On enabling DevOps Guru, it may take up to 24 hours to analyze the resources and baseline the normal behavior. When it detects an anomaly, it highlights the impacted CloudFormation stack, logs insights that provide details about the metrics indicating an anomaly, and prints actionable recommendations to mitigate the anomaly.

Figure: Screenshot of DevOps Guru dashboard showing ongoing reactive insight

Figure: Screenshot of DevOps Guru dashboard showing ongoing reactive insight

The following screenshot shows an example of an insight (which now has been resolved) that was generated for the increased latency for an ELB. The insight provides various sections in which it provides details about the metrics, the graphed anomaly along with the time duration, potential related events, and recommendations to mitigate and implement preventive measures.

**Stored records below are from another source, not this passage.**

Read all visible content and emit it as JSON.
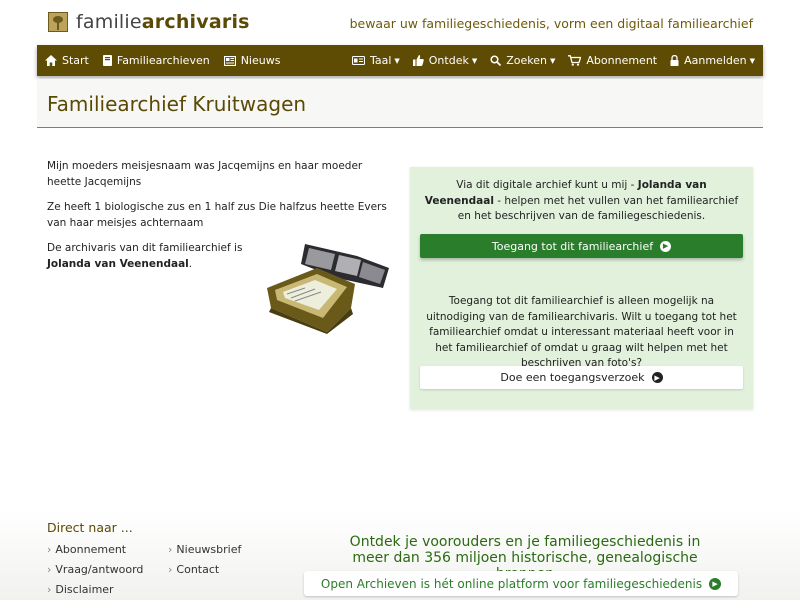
{
  "header": {
    "logo_prefix": "familie",
    "logo_bold": "archivaris",
    "tagline": "bewaar uw familiegeschiedenis, vorm een digitaal familiearchief"
  },
  "nav": {
    "left": [
      {
        "label": "Start",
        "icon": "home-icon"
      },
      {
        "label": "Familiearchieven",
        "icon": "book-icon"
      },
      {
        "label": "Nieuws",
        "icon": "newspaper-icon"
      }
    ],
    "right": [
      {
        "label": "Taal",
        "icon": "language-icon",
        "dropdown": true
      },
      {
        "label": "Ontdek",
        "icon": "thumbs-up-icon",
        "dropdown": true
      },
      {
        "label": "Zoeken",
        "icon": "search-icon",
        "dropdown": true
      },
      {
        "label": "Abonnement",
        "icon": "cart-icon",
        "dropdown": false
      },
      {
        "label": "Aanmelden",
        "icon": "lock-icon",
        "dropdown": true
      }
    ]
  },
  "page": {
    "title": "Familiearchief Kruitwagen",
    "para1": "Mijn moeders meisjesnaam was Jacqemijns en haar moeder heette Jacqemijns",
    "para2": "Ze heeft 1 biologische zus en 1 half zus Die halfzus heette Evers van haar meisjes achternaam",
    "para3_prefix": "De archivaris van dit familiearchief is",
    "archivist": "Jolanda van Veenendaal",
    "para3_suffix": "."
  },
  "panel": {
    "text1_prefix": "Via dit digitale archief kunt u mij - ",
    "text1_name": "Jolanda van Veenendaal",
    "text1_suffix": " - helpen met het vullen van het familiearchief en het beschrijven van de familiegeschiedenis.",
    "access_button": "Toegang tot dit familiearchief",
    "text2": "Toegang tot dit familiearchief is alleen mogelijk na uitnodiging van de familiearchivaris. Wilt u toegang tot het familiearchief omdat u interessant materiaal heeft voor in het familiearchief of omdat u graag wilt helpen met het beschrijven van foto's?",
    "request_button": "Doe een toegangsverzoek"
  },
  "footer": {
    "direct_title": "Direct naar ...",
    "links_col1": [
      "Abonnement",
      "Vraag/antwoord",
      "Disclaimer"
    ],
    "links_col2": [
      "Nieuwsbrief",
      "Contact"
    ],
    "cta": "Ontdek je voorouders en je familiegeschiedenis in meer dan 356 miljoen historische, genealogische bronnen",
    "oa_button": "Open Archieven is hét online platform voor familiegeschiedenis"
  },
  "colors": {
    "brand": "#5e4c05",
    "accent_green": "#2a7d2a",
    "panel_bg": "#e1f1dc"
  }
}
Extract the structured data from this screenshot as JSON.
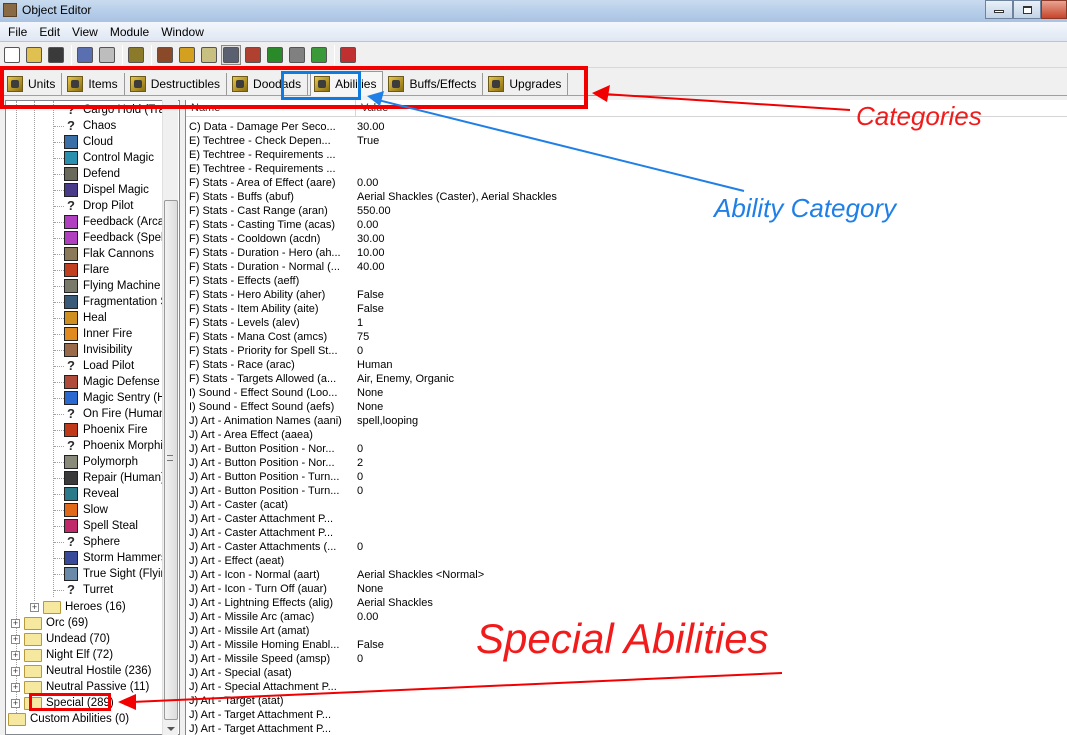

Figure: Screenshot for an Insight generated about ELB Latency

Figure: Screenshot for an Insight generated about ELB Latency

 

Cleaning up

When you’re finished walking through this post, you should clean up or un-provision the resources to avoid incurring any further charges.

  1. On the AWS CloudFormation StackSets console, choose the stack set to delete.
  2. On the Actions menu, choose Delete stacks from StackSets.
  3. After you delete the stacks from individual accounts, delete the stack set by choosing Delete StackSet.
  4. Un-provision the environment for AWS Cloud9.

 

Conclusion

This post reviewed how to enable Amazon DevOps Guru using AWS CloudFormation StackSets across multiple AWS accounts or organizations to monitor the resources in existing CloudFormation stacks. Upon detecting an anomaly, DevOps Guru generates an insight that includes the vended CloudWatch metric, the CloudFormation stack in which the resource existed, and actionable recommendations.

We hope this post was useful to you to onboard DevOps Guru and that you try using it for your production needs.

 

About the Authors

Author's profile photo

 

Nikunj Vaidya is a Sr. Solutions Architect with Amazon Web Services, focusing in the area of DevOps services. He builds technical content for the field enablement and offers technical guidance to the customers on AWS DevOps solutions and services that would streamline the application development process, accelerate application delivery, and enable maintaining a high bar of software quality.

 

 

 

 

Nuatu Tseggai is a Cloud Infrastructure Architect at Amazon Web Services. He enjoys working with customers to design and build event-driven distributed systems that span multiple services.

 

rvlfpiR0 dg